- _Collected data_:

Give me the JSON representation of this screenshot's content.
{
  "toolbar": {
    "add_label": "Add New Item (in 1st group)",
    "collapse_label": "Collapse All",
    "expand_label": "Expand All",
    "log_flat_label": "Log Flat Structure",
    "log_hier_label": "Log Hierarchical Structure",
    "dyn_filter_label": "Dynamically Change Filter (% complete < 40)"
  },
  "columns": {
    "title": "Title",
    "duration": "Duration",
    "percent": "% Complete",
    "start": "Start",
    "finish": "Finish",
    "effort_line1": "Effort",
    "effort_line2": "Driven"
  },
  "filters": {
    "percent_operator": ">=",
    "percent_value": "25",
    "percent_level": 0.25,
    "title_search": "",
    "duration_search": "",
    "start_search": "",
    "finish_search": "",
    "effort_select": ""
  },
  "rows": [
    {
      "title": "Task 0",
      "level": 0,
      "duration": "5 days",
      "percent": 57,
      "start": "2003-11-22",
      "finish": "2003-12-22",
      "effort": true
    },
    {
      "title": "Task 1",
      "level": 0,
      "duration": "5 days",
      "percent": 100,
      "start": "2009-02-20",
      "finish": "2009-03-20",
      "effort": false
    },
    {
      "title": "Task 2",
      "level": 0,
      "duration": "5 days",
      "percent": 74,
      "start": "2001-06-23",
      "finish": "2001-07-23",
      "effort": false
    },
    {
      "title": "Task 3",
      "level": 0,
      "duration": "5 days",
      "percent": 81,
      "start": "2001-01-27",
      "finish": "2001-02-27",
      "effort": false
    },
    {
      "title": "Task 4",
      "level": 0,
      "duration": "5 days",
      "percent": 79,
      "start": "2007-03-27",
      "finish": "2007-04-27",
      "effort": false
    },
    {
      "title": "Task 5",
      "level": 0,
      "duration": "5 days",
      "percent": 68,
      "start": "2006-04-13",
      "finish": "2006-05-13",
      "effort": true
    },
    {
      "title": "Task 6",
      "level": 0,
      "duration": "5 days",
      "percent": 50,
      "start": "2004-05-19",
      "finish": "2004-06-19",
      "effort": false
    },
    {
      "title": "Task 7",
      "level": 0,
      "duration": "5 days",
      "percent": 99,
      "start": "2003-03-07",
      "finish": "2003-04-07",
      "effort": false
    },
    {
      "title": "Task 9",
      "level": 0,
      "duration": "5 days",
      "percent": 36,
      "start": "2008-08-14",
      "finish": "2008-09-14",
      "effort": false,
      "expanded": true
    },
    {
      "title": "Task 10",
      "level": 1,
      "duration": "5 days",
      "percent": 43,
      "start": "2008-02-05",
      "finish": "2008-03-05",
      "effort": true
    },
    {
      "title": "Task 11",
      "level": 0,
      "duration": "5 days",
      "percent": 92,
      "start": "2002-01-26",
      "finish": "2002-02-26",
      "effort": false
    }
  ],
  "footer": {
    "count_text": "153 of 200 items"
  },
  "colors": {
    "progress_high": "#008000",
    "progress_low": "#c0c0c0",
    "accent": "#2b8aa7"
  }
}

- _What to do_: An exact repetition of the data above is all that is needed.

- _Response_:
Give me the JSON representation of this screenshot's content.
{
  "toolbar": {
    "add_label": "Add New Item (in 1st group)",
    "collapse_label": "Collapse All",
    "expand_label": "Expand All",
    "log_flat_label": "Log Flat Structure",
    "log_hier_label": "Log Hierarchical Structure",
    "dyn_filter_label": "Dynamically Change Filter (% complete < 40)"
  },
  "columns": {
    "title": "Title",
    "duration": "Duration",
    "percent": "% Complete",
    "start": "Start",
    "finish": "Finish",
    "effort_line1": "Effort",
    "effort_line2": "Driven"
  },
  "filters": {
    "percent_operator": ">=",
    "percent_value": "25",
    "percent_level": 0.25,
    "title_search": "",
    "duration_search": "",
    "start_search": "",
    "finish_search": "",
    "effort_select": ""
  },
  "rows": [
    {
      "title": "Task 0",
      "level": 0,
      "duration": "5 days",
      "percent": 57,
      "start": "2003-11-22",
      "finish": "2003-12-22",
      "effort": true
    },
    {
      "title": "Task 1",
      "level": 0,
      "duration": "5 days",
      "percent": 100,
      "start": "2009-02-20",
      "finish": "2009-03-20",
      "effort": false
    },
    {
      "title": "Task 2",
      "level": 0,
      "duration": "5 days",
      "percent": 74,
      "start": "2001-06-23",
      "finish": "2001-07-23",
      "effort": false
    },
    {
      "title": "Task 3",
      "level": 0,
      "duration": "5 days",
      "percent": 81,
      "start": "2001-01-27",
      "finish": "2001-02-27",
      "effort": false
    },
    {
      "title": "Task 4",
      "level": 0,
      "duration": "5 days",
      "percent": 79,
      "start": "2007-03-27",
      "finish": "2007-04-27",
      "effort": false
    },
    {
      "title": "Task 5",
      "level": 0,
      "duration": "5 days",
      "percent": 68,
      "start": "2006-04-13",
      "finish": "2006-05-13",
      "effort": true
    },
    {
      "title": "Task 6",
      "level": 0,
      "duration": "5 days",
      "percent": 50,
      "start": "2004-05-19",
      "finish": "2004-06-19",
      "effort": false
    },
    {
      "title": "Task 7",
      "level": 0,
      "duration": "5 days",
      "percent": 99,
      "start": "2003-03-07",
      "finish": "2003-04-07",
      "effort": false
    },
    {
      "title": "Task 9",
      "level": 0,
      "duration": "5 days",
      "percent": 36,
      "start": "2008-08-14",
      "finish": "2008-09-14",
      "effort": false,
      "expanded": true
    },
    {
      "title": "Task 10",
      "level": 1,
      "duration": "5 days",
      "percent": 43,
      "start": "2008-02-05",
      "finish": "2008-03-05",
      "effort": true
    },
    {
      "title": "Task 11",
      "level": 0,
      "duration": "5 days",
      "percent": 92,
      "start": "2002-01-26",
      "finish": "2002-02-26",
      "effort": false
    }
  ],
  "footer": {
    "count_text": "153 of 200 items"
  },
  "colors": {
    "progress_high": "#008000",
    "progress_low": "#c0c0c0",
    "accent": "#2b8aa7"
  }
}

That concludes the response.